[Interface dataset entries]
%%

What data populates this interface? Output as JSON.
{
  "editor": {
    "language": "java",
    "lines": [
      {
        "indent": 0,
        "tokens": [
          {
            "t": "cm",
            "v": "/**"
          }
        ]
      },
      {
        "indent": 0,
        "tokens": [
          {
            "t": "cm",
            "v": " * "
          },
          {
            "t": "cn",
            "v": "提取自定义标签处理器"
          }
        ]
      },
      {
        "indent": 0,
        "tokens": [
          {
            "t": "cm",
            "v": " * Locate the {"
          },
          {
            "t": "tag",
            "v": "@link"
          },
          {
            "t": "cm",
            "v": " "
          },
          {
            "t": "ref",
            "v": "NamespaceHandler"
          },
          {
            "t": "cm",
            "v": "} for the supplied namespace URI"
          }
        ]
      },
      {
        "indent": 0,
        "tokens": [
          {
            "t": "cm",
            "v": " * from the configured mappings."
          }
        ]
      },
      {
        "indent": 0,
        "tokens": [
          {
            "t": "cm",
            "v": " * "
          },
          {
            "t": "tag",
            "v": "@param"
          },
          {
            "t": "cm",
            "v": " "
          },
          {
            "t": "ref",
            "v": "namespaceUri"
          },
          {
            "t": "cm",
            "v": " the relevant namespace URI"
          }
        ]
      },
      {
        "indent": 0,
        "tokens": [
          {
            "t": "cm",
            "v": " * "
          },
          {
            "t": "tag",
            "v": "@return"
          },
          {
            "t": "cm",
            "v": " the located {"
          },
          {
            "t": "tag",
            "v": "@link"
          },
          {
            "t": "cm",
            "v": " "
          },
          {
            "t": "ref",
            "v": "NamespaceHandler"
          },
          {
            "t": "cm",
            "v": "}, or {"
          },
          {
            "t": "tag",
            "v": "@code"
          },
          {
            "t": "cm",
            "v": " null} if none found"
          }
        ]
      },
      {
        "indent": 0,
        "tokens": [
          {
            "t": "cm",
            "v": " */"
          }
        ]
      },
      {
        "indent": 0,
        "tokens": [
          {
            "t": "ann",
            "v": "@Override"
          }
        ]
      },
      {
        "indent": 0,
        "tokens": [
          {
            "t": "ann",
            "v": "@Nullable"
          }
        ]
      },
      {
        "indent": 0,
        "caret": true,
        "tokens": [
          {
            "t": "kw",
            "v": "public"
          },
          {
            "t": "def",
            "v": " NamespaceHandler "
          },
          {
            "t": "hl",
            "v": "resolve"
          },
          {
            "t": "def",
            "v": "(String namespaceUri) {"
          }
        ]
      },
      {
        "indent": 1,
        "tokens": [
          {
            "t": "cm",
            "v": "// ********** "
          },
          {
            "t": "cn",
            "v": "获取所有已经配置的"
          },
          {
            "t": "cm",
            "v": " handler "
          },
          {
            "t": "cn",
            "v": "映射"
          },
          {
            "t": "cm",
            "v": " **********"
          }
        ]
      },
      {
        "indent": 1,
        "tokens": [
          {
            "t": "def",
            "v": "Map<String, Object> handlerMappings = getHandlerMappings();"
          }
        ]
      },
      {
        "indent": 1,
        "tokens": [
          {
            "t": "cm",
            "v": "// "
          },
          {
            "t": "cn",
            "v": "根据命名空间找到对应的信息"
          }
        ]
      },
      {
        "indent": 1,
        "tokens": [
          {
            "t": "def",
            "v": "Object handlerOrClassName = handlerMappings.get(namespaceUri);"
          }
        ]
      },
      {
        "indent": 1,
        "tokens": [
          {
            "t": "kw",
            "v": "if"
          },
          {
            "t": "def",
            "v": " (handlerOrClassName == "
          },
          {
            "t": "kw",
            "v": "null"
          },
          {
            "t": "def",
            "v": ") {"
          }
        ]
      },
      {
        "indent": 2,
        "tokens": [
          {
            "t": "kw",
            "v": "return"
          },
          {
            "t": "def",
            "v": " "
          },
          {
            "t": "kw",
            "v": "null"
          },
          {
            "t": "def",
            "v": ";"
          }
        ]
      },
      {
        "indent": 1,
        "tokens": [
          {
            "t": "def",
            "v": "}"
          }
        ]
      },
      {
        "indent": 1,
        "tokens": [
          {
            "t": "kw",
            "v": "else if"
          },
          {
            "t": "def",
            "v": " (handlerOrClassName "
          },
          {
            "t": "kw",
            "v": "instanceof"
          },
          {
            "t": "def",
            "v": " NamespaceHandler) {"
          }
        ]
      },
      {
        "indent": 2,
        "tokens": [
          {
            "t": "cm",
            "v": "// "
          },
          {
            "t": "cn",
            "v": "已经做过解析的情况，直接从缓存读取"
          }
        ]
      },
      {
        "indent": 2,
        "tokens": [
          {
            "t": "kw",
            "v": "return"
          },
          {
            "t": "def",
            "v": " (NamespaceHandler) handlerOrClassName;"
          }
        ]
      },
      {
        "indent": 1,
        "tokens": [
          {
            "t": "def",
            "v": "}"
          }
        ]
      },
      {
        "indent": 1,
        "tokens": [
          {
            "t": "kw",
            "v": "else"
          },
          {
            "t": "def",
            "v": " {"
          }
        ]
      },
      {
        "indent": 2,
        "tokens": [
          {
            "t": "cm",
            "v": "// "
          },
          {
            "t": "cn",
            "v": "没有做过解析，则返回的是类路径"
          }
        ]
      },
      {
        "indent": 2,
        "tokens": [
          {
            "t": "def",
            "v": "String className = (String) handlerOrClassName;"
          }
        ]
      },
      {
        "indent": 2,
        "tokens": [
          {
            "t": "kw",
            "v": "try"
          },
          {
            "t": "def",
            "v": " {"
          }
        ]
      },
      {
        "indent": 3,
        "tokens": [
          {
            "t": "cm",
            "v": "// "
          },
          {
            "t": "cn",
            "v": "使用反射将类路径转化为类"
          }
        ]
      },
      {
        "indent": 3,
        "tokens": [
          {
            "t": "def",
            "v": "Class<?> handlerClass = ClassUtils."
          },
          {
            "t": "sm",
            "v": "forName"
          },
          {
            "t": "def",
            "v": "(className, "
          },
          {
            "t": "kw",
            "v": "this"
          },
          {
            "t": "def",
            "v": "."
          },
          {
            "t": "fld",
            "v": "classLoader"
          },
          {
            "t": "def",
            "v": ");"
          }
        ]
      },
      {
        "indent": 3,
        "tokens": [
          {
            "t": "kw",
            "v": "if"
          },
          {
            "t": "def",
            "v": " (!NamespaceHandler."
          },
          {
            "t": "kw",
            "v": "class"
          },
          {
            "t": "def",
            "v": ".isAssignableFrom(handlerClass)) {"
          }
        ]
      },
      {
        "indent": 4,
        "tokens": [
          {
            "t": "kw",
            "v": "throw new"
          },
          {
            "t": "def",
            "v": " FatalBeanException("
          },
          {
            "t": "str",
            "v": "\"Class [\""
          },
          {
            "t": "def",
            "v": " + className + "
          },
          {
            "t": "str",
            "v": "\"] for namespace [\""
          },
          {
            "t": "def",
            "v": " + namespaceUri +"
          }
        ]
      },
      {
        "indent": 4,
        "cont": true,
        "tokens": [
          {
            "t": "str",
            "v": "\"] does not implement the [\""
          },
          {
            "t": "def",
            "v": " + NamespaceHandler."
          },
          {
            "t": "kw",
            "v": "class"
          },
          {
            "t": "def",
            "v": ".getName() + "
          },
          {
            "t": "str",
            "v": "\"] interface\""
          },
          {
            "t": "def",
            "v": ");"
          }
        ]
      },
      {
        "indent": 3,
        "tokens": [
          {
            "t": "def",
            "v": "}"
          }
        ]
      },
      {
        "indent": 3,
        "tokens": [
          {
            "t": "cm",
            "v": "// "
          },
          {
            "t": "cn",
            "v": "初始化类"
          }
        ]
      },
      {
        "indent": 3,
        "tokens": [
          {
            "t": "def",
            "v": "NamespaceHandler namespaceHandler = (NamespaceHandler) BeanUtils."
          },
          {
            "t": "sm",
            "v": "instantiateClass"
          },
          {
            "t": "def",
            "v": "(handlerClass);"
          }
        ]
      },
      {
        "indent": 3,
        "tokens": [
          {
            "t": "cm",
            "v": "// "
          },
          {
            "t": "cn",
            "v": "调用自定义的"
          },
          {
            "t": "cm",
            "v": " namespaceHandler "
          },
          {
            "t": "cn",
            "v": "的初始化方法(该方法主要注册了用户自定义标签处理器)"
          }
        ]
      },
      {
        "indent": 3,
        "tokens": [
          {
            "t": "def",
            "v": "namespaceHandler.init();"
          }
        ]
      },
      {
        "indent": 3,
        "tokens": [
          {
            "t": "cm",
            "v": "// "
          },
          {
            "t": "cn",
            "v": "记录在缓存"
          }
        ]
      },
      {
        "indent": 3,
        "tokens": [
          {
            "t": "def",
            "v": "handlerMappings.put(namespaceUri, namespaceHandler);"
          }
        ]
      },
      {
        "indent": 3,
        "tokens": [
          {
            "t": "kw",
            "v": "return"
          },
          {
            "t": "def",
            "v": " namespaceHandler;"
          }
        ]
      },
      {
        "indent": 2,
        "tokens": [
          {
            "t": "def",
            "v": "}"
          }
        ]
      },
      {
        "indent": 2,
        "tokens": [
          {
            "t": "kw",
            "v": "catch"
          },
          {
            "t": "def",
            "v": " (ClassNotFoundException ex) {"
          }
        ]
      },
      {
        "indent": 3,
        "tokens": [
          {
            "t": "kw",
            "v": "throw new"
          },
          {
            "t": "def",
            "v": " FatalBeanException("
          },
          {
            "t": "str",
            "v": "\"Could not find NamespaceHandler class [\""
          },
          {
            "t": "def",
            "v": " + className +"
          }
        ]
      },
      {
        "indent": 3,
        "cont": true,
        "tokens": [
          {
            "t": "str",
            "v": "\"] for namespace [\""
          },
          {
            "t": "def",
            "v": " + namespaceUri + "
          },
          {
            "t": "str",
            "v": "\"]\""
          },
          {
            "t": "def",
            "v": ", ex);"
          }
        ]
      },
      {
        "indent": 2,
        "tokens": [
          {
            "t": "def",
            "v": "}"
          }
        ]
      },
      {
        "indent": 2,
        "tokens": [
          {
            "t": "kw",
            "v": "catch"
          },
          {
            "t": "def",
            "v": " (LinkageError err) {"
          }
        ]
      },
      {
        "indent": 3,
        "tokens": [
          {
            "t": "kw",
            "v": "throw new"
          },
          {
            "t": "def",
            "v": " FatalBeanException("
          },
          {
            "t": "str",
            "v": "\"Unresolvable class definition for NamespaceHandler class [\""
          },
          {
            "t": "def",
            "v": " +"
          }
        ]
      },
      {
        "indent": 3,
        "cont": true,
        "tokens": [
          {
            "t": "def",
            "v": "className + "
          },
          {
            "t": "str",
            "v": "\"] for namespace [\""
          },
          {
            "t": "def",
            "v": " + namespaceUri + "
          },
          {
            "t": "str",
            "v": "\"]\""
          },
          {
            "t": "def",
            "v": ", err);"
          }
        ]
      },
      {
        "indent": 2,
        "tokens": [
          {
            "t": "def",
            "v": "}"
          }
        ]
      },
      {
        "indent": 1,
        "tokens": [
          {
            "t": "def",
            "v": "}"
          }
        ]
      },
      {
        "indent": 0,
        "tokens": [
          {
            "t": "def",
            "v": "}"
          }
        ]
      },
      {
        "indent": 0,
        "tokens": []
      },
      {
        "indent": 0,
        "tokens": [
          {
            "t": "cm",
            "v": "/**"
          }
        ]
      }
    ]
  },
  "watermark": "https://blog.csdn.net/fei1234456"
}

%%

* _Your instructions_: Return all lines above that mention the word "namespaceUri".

* _Output of the task_:
            "v": "namespaceUri"
            "v": "(String namespaceUri) {"
            "v": "Object handlerOrClassName = handlerMappings.get(namespaceUri);"
            "v": " + namespaceUri +"
            "v": "handlerMappings.put(namespaceUri, namespaceHandler);"
            "v": " + namespaceUri + "
            "v": " + namespaceUri + "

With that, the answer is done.